Task details
Type out each entry exactly.

Raw data
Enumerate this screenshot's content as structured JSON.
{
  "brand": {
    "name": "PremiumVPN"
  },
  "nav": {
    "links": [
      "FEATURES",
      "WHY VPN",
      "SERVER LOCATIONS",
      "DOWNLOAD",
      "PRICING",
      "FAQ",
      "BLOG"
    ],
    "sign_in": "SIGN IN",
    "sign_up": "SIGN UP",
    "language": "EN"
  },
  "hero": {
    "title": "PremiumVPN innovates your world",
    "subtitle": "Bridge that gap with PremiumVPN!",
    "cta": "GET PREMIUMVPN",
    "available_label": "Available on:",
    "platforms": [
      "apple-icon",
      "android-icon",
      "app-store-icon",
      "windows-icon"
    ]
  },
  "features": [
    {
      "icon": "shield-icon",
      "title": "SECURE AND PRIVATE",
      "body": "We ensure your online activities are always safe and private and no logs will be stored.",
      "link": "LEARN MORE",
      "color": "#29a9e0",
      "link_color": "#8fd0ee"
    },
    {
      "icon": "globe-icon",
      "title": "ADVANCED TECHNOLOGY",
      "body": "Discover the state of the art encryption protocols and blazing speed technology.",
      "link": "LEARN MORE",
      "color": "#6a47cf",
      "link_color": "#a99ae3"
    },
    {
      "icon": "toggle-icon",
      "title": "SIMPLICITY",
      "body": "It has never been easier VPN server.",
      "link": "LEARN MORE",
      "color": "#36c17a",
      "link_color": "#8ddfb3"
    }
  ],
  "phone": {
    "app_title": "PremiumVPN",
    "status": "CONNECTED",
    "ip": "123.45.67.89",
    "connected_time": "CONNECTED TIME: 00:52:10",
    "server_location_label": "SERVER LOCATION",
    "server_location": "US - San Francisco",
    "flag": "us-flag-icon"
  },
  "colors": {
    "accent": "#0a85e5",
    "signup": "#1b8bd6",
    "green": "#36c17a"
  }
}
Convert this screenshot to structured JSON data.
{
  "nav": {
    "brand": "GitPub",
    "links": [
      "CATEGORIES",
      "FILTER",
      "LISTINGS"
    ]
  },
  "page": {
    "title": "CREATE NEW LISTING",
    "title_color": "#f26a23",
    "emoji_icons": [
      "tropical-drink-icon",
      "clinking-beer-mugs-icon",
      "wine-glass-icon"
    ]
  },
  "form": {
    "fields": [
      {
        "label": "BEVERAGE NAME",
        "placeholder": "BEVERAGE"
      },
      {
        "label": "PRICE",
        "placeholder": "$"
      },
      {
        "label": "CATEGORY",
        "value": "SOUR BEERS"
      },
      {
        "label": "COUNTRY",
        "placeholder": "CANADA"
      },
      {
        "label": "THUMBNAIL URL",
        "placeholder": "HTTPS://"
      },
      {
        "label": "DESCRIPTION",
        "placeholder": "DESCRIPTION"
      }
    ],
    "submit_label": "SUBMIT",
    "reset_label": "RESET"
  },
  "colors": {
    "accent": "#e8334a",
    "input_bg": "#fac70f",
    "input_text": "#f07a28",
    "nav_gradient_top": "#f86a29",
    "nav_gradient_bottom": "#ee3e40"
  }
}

Exercise response
Enumerate this screenshot's content as structured JSON.
{
  "brand": {
    "name": "PremiumVPN"
  },
  "nav": {
    "links": [
      "FEATURES",
      "WHY VPN",
      "SERVER LOCATIONS",
      "DOWNLOAD",
      "PRICING",
      "FAQ",
      "BLOG"
    ],
    "sign_in": "SIGN IN",
    "sign_up": "SIGN UP",
    "language": "EN"
  },
  "hero": {
    "title": "PremiumVPN innovates your world",
    "subtitle": "Bridge that gap with PremiumVPN!",
    "cta": "GET PREMIUMVPN",
    "available_label": "Available on:",
    "platforms": [
      "apple-icon",
      "android-icon",
      "app-store-icon",
      "windows-icon"
    ]
  },
  "features": [
    {
      "icon": "shield-icon",
      "title": "SECURE AND PRIVATE",
      "body": "We ensure your online activities are always safe and private and no logs will be stored.",
      "link": "LEARN MORE",
      "color": "#29a9e0",
      "link_color": "#8fd0ee"
    },
    {
      "icon": "globe-icon",
      "title": "ADVANCED TECHNOLOGY",
      "body": "Discover the state of the art encryption protocols and blazing speed technology.",
      "link": "LEARN MORE",
      "color": "#6a47cf",
      "link_color": "#a99ae3"
    },
    {
      "icon": "toggle-icon",
      "title": "SIMPLICITY",
      "body": "It has never been easier VPN server.",
      "link": "LEARN MORE",
      "color": "#36c17a",
      "link_color": "#8ddfb3"
    }
  ],
  "phone": {
    "app_title": "PremiumVPN",
    "status": "CONNECTED",
    "ip": "123.45.67.89",
    "connected_time": "CONNECTED TIME: 00:52:10",
    "server_location_label": "SERVER LOCATION",
    "server_location": "US - San Francisco",
    "flag": "us-flag-icon"
  },
  "colors": {
    "accent": "#0a85e5",
    "signup": "#1b8bd6",
    "green": "#36c17a"
  }
}
Convert this screenshot to structured JSON data.
{
  "nav": {
    "brand": "GitPub",
    "links": [
      "CATEGORIES",
      "FILTER",
      "LISTINGS"
    ]
  },
  "page": {
    "title": "CREATE NEW LISTING",
    "title_color": "#f26a23",
    "emoji_icons": [
      "tropical-drink-icon",
      "clinking-beer-mugs-icon",
      "wine-glass-icon"
    ]
  },
  "form": {
    "fields": [
      {
        "label": "BEVERAGE NAME",
        "placeholder": "BEVERAGE"
      },
      {
        "label": "PRICE",
        "placeholder": "$"
      },
      {
        "label": "CATEGORY",
        "value": "SOUR BEERS"
      },
      {
        "label": "COUNTRY",
        "placeholder": "CANADA"
      },
      {
        "label": "THUMBNAIL URL",
        "placeholder": "HTTPS://"
      },
      {
        "label": "DESCRIPTION",
        "placeholder": "DESCRIPTION"
      }
    ],
    "submit_label": "SUBMIT",
    "reset_label": "RESET"
  },
  "colors": {
    "accent": "#e8334a",
    "input_bg": "#fac70f",
    "input_text": "#f07a28",
    "nav_gradient_top": "#f86a29",
    "nav_gradient_bottom": "#ee3e40"
  }
}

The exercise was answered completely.